Task brief
The response must consist of the records below, copied exactly.
===== Task input
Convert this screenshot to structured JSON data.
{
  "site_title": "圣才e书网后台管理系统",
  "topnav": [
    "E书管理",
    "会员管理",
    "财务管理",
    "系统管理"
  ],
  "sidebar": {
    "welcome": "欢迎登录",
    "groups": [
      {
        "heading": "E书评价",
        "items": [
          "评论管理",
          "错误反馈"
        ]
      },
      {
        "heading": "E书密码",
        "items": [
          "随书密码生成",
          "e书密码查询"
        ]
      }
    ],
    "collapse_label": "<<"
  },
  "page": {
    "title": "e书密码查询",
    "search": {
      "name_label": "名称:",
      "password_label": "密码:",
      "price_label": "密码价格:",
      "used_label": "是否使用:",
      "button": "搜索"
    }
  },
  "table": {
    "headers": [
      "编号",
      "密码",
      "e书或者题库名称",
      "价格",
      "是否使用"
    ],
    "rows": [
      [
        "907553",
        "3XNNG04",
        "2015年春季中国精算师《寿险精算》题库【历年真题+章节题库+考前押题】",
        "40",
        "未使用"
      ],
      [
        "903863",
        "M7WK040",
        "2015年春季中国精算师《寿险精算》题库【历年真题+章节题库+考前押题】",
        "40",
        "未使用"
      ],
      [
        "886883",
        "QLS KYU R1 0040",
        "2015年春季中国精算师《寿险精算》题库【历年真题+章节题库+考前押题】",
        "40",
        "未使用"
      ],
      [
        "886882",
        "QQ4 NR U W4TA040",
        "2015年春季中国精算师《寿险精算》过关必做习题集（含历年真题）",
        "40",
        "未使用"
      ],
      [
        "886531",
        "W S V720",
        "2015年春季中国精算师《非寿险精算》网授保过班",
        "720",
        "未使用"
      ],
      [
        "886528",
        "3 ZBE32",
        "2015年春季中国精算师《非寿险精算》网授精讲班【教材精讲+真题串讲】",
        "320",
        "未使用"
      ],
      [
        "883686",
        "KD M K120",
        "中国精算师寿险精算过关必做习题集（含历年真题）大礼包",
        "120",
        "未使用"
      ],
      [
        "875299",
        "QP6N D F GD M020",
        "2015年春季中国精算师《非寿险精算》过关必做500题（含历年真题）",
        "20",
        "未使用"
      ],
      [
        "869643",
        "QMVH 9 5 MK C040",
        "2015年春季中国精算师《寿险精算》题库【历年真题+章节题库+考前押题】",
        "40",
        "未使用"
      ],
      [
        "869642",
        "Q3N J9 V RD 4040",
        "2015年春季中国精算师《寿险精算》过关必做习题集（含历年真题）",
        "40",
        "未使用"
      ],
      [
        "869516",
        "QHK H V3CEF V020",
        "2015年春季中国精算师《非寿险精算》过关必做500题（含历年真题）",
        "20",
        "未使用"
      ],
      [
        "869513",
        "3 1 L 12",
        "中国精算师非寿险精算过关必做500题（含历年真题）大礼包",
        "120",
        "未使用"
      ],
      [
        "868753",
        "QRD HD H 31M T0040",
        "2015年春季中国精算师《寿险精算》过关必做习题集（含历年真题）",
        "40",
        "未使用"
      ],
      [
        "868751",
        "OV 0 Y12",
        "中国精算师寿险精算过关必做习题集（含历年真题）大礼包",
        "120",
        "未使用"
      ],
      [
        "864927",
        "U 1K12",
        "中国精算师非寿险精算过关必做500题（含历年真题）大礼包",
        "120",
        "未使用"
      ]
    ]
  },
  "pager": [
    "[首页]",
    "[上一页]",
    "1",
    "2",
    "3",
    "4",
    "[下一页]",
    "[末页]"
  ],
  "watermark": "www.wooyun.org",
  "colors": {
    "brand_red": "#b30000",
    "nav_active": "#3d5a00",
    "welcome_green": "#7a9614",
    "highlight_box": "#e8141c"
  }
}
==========
Response to this exercise
Convert this screenshot to structured JSON data.
{
  "site_title": "圣才e书网后台管理系统",
  "topnav": [
    "E书管理",
    "会员管理",
    "财务管理",
    "系统管理"
  ],
  "sidebar": {
    "welcome": "欢迎登录",
    "groups": [
      {
        "heading": "E书评价",
        "items": [
          "评论管理",
          "错误反馈"
        ]
      },
      {
        "heading": "E书密码",
        "items": [
          "随书密码生成",
          "e书密码查询"
        ]
      }
    ],
    "collapse_label": "<<"
  },
  "page": {
    "title": "e书密码查询",
    "search": {
      "name_label": "名称:",
      "password_label": "密码:",
      "price_label": "密码价格:",
      "used_label": "是否使用:",
      "button": "搜索"
    }
  },
  "table": {
    "headers": [
      "编号",
      "密码",
      "e书或者题库名称",
      "价格",
      "是否使用"
    ],
    "rows": [
      [
        "907553",
        "3XNNG04",
        "2015年春季中国精算师《寿险精算》题库【历年真题+章节题库+考前押题】",
        "40",
        "未使用"
      ],
      [
        "903863",
        "M7WK040",
        "2015年春季中国精算师《寿险精算》题库【历年真题+章节题库+考前押题】",
        "40",
        "未使用"
      ],
      [
        "886883",
        "QLS KYU R1 0040",
        "2015年春季中国精算师《寿险精算》题库【历年真题+章节题库+考前押题】",
        "40",
        "未使用"
      ],
      [
        "886882",
        "QQ4 NR U W4TA040",
        "2015年春季中国精算师《寿险精算》过关必做习题集（含历年真题）",
        "40",
        "未使用"
      ],
      [
        "886531",
        "W S V720",
        "2015年春季中国精算师《非寿险精算》网授保过班",
        "720",
        "未使用"
      ],
      [
        "886528",
        "3 ZBE32",
        "2015年春季中国精算师《非寿险精算》网授精讲班【教材精讲+真题串讲】",
        "320",
        "未使用"
      ],
      [
        "883686",
        "KD M K120",
        "中国精算师寿险精算过关必做习题集（含历年真题）大礼包",
        "120",
        "未使用"
      ],
      [
        "875299",
        "QP6N D F GD M020",
        "2015年春季中国精算师《非寿险精算》过关必做500题（含历年真题）",
        "20",
        "未使用"
      ],
      [
        "869643",
        "QMVH 9 5 MK C040",
        "2015年春季中国精算师《寿险精算》题库【历年真题+章节题库+考前押题】",
        "40",
        "未使用"
      ],
      [
        "869642",
        "Q3N J9 V RD 4040",
        "2015年春季中国精算师《寿险精算》过关必做习题集（含历年真题）",
        "40",
        "未使用"
      ],
      [
        "869516",
        "QHK H V3CEF V020",
        "2015年春季中国精算师《非寿险精算》过关必做500题（含历年真题）",
        "20",
        "未使用"
      ],
      [
        "869513",
        "3 1 L 12",
        "中国精算师非寿险精算过关必做500题（含历年真题）大礼包",
        "120",
        "未使用"
      ],
      [
        "868753",
        "QRD HD H 31M T0040",
        "2015年春季中国精算师《寿险精算》过关必做习题集（含历年真题）",
        "40",
        "未使用"
      ],
      [
        "868751",
        "OV 0 Y12",
        "中国精算师寿险精算过关必做习题集（含历年真题）大礼包",
        "120",
        "未使用"
      ],
      [
        "864927",
        "U 1K12",
        "中国精算师非寿险精算过关必做500题（含历年真题）大礼包",
        "120",
        "未使用"
      ]
    ]
  },
  "pager": [
    "[首页]",
    "[上一页]",
    "1",
    "2",
    "3",
    "4",
    "[下一页]",
    "[末页]"
  ],
  "watermark": "www.wooyun.org",
  "colors": {
    "brand_red": "#b30000",
    "nav_active": "#3d5a00",
    "welcome_green": "#7a9614",
    "highlight_box": "#e8141c"
  }
}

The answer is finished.